This was a short course and I don’t know how well it represented the broader co-counselling community. My impression, though, was of a group which sought to enshrine suffering, as if that somehow made each member more “real” or noteworthy, rather than to move beyond that suffering. It seemed entirely hopeless. The structural protections intended to ensure the client remains in control of each session disallow meaningful intervention from the person in the counselling role and replace it with scripted lines that seemed of minimal help to anyone. This was most clearly illustrated by one participant who was deep in new and raw grief. She was desperate to feel something, anything, in her present numbness. Had she been in a more standard therapeutic environment then someone could compassionately have introduced her to the stages of grief – among which numbness is usual – instead she was left struggling to conform to what she felt grief should look like to the group. I couldn’t envisage a less helpful situation for that person at that moment.
Thank goodness that there was an opportunity for real, heartfelt, conversations between the sessions. There we could share experiences in a more measured way, having consideration for the other rather than merely ourselves, and to consider that we are more than the sum of our feelings.
I hope that some participants will find other, more fruitful, avenues to explore in helping them to function beyond past trauma. It made me reflect on how wonderful practices like metta and karuna meditation (from the Buddhist meditation tradition) can be in such circumstances.

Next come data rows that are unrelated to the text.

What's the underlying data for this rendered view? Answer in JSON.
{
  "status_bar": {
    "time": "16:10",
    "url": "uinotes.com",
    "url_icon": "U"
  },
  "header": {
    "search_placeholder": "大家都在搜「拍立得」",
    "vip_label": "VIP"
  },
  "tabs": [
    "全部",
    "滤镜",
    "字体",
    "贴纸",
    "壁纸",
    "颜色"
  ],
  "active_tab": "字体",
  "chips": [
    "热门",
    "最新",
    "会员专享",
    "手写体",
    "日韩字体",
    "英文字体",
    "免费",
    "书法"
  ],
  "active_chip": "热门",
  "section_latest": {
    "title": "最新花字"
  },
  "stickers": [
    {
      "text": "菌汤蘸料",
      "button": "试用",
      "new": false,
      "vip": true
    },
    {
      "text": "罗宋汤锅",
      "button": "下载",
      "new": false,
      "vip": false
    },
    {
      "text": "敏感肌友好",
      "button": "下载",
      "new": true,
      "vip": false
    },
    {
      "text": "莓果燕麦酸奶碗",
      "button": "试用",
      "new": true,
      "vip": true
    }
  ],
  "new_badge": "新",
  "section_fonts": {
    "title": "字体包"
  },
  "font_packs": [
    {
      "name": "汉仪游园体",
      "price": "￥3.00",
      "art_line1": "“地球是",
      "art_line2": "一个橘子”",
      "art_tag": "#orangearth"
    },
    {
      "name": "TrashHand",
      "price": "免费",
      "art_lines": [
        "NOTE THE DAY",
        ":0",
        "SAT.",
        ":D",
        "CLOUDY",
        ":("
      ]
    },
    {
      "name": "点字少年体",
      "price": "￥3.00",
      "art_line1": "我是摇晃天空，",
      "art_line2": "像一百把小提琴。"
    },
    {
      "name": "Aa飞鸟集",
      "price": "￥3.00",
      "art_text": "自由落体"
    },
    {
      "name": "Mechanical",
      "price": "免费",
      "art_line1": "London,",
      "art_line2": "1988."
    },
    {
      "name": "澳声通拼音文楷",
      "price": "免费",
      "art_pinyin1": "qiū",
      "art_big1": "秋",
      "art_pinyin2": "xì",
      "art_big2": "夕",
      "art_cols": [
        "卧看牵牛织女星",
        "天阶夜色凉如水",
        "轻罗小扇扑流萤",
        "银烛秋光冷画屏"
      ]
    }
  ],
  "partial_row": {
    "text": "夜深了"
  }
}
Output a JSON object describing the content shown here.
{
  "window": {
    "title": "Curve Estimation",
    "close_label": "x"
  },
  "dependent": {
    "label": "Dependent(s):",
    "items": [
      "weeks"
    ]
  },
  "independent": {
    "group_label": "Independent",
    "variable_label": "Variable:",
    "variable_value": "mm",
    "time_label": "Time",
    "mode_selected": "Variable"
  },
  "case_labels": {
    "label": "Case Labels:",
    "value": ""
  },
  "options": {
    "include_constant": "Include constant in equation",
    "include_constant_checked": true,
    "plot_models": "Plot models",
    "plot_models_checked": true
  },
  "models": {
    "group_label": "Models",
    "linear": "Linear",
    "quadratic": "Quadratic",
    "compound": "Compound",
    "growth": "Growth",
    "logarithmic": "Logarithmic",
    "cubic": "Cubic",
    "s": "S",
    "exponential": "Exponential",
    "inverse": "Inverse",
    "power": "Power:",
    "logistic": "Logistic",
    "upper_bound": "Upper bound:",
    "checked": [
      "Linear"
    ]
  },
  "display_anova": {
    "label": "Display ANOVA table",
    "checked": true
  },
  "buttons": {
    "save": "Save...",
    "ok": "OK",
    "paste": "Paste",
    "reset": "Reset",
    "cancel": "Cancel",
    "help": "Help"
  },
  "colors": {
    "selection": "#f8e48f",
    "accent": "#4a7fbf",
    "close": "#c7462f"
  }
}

“He abused me, he hurt me,
he defeated me, he robbed me!
Those who brood on such thoughts
will never be free from anger.
He abused me, he hurt me,
he defeated me, he robbed me!
Those who relinquish such thoughts
will be freed from anger.
Hatred is never settled by hatred.
It is settled only by non-hatred.
This is an eternal law.”
– The Dhammapada